User interface
Speed of connection
The good news is these hurdles are dropping as fast as the Apple iPhone soars up the Christmas must have gadget list!

That brings me nicely on to the solution for the first problem user interface. The apple company has always had a flair for user interface design and their technology although not groundbreaking has always taken the best of what’s out there and improved it, or joined it with other ideas and technologies to make the whole package an over all great solution. I believe that the strong point of Apple’s iPhone is not simply the ability to use your finger to navigate webpages but the size of the screen, which makes the webpage viewable at a reasonable resolution. Safari (iPhone’s internet browser) also renders complete WebPages rather than trying to reorder them to fit the available screen space. Neither of these are new per say, but what will make the iPhone so important is Apple’s branding power.

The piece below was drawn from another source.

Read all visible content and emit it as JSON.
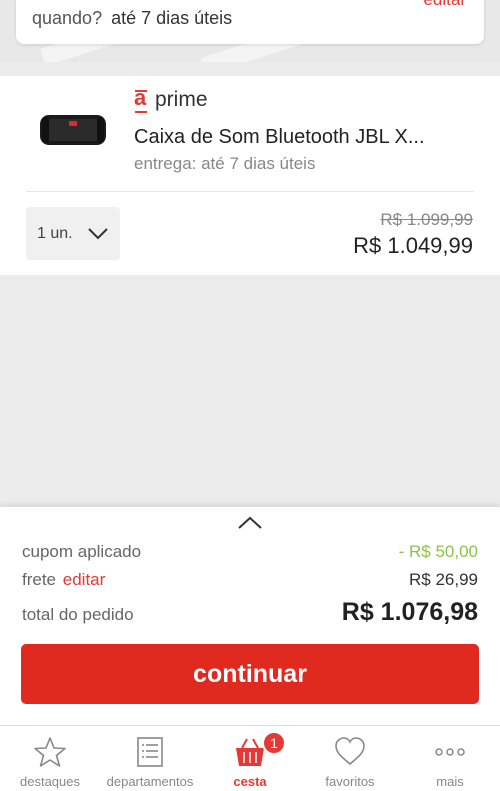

To solve the second problem, we can once more look to Apple’s evangelistic customer base. They drive popularity for nearly every product that Apple sell. This happened with the iPod; before the iPod there were many MP3 players out there and I had two before the iPod came out but MP3 players were the near silent minority. Few people knew the capabilities of MP3 players and at the time I believed it was going to be an uphill battle to move people away from CDs, minidiscs and cassettes. Once the iPod came on board people quickly turned away from CDs and minidiscs. But a few years later the populous were turned on to not just iPods but the whole principle of MP3s. The iPod drew people into the MP3 market through their design, user interface and branding power.

I believe that the iPhone will become more popular as the price slowly lowers, it becomes available on other networks and V2 comes out. This will drive competitors to directly compete with the iPhone and its functionality, including screen size and browser functionality. This will subtly grow the size of mobile phones to include larger screens as the internet will slowly become necessary and clarity will be expected.

The speed of data rates for the mobile internet has generally been very poor, this is set to change with the growing popularity and expansive network of 3G mobile networks. This network has the potential for speeds of around 384 kbs. This although a vast improvement, is hardly home broadband speeds. The next step is HSDPA (High Speed Data Packet Access) which will lift this to 1.4 Mbps and was the potential to go up to 10.2 Mbps. And that speed will make the mobile internet a reality.

The cost aspect has been a major issue in the take up of mobile internet access. But in the previous four months all major mobile communication companies have reduced data costing, or provided a package with infinite bandwidth at a fixed cost.

With all of these aspects moving forward it won’t be long till the mobile internet is with us. And the internet can continue developing to further enhance communication, functionality and information decimation.

The next battle is to prepare the internet for the new usability challenges!